_Input data_:
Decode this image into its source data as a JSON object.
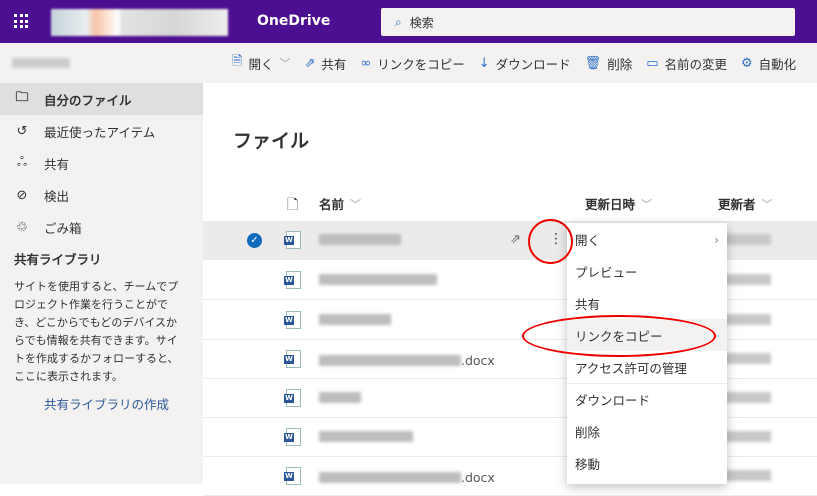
{
  "header": {
    "app_name": "OneDrive",
    "search_placeholder": "検索"
  },
  "commands": [
    {
      "label": "開く",
      "icon": "word-icon"
    },
    {
      "label": "共有",
      "icon": "share-icon"
    },
    {
      "label": "リンクをコピー",
      "icon": "link-icon"
    },
    {
      "label": "ダウンロード",
      "icon": "download-icon"
    },
    {
      "label": "削除",
      "icon": "trash-icon"
    },
    {
      "label": "名前の変更",
      "icon": "rename-icon"
    },
    {
      "label": "自動化",
      "icon": "automate-icon"
    }
  ],
  "sidebar": {
    "items": [
      {
        "label": "自分のファイル",
        "icon": "folder-icon"
      },
      {
        "label": "最近使ったアイテム",
        "icon": "history-icon"
      },
      {
        "label": "共有",
        "icon": "people-icon"
      },
      {
        "label": "検出",
        "icon": "compass-icon"
      },
      {
        "label": "ごみ箱",
        "icon": "recycle-bin-icon"
      }
    ],
    "library_heading": "共有ライブラリ",
    "library_desc": "サイトを使用すると、チームでプロジェクト作業を行うことができ、どこからでもどのデバイスからでも情報を共有できます。サイトを作成するかフォローすると、ここに表示されます。",
    "library_link": "共有ライブラリの作成"
  },
  "main": {
    "title": "ファイル",
    "columns": [
      "名前",
      "更新日時",
      "更新者"
    ],
    "files": [
      {
        "suffix": ""
      },
      {
        "suffix": ""
      },
      {
        "suffix": ""
      },
      {
        "suffix": ".docx"
      },
      {
        "suffix": ""
      },
      {
        "suffix": ""
      },
      {
        "suffix": ".docx"
      }
    ]
  },
  "context_menu": [
    "開く",
    "プレビュー",
    "共有",
    "リンクをコピー",
    "アクセス許可の管理",
    "ダウンロード",
    "削除",
    "移動"
  ]
}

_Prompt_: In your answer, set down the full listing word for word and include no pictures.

_Solution below_:
Decode this image into its source data as a JSON object.
{
  "header": {
    "app_name": "OneDrive",
    "search_placeholder": "検索"
  },
  "commands": [
    {
      "label": "開く",
      "icon": "word-icon"
    },
    {
      "label": "共有",
      "icon": "share-icon"
    },
    {
      "label": "リンクをコピー",
      "icon": "link-icon"
    },
    {
      "label": "ダウンロード",
      "icon": "download-icon"
    },
    {
      "label": "削除",
      "icon": "trash-icon"
    },
    {
      "label": "名前の変更",
      "icon": "rename-icon"
    },
    {
      "label": "自動化",
      "icon": "automate-icon"
    }
  ],
  "sidebar": {
    "items": [
      {
        "label": "自分のファイル",
        "icon": "folder-icon"
      },
      {
        "label": "最近使ったアイテム",
        "icon": "history-icon"
      },
      {
        "label": "共有",
        "icon": "people-icon"
      },
      {
        "label": "検出",
        "icon": "compass-icon"
      },
      {
        "label": "ごみ箱",
        "icon": "recycle-bin-icon"
      }
    ],
    "library_heading": "共有ライブラリ",
    "library_desc": "サイトを使用すると、チームでプロジェクト作業を行うことができ、どこからでもどのデバイスからでも情報を共有できます。サイトを作成するかフォローすると、ここに表示されます。",
    "library_link": "共有ライブラリの作成"
  },
  "main": {
    "title": "ファイル",
    "columns": [
      "名前",
      "更新日時",
      "更新者"
    ],
    "files": [
      {
        "suffix": ""
      },
      {
        "suffix": ""
      },
      {
        "suffix": ""
      },
      {
        "suffix": ".docx"
      },
      {
        "suffix": ""
      },
      {
        "suffix": ""
      },
      {
        "suffix": ".docx"
      }
    ]
  },
  "context_menu": [
    "開く",
    "プレビュー",
    "共有",
    "リンクをコピー",
    "アクセス許可の管理",
    "ダウンロード",
    "削除",
    "移動"
  ]
}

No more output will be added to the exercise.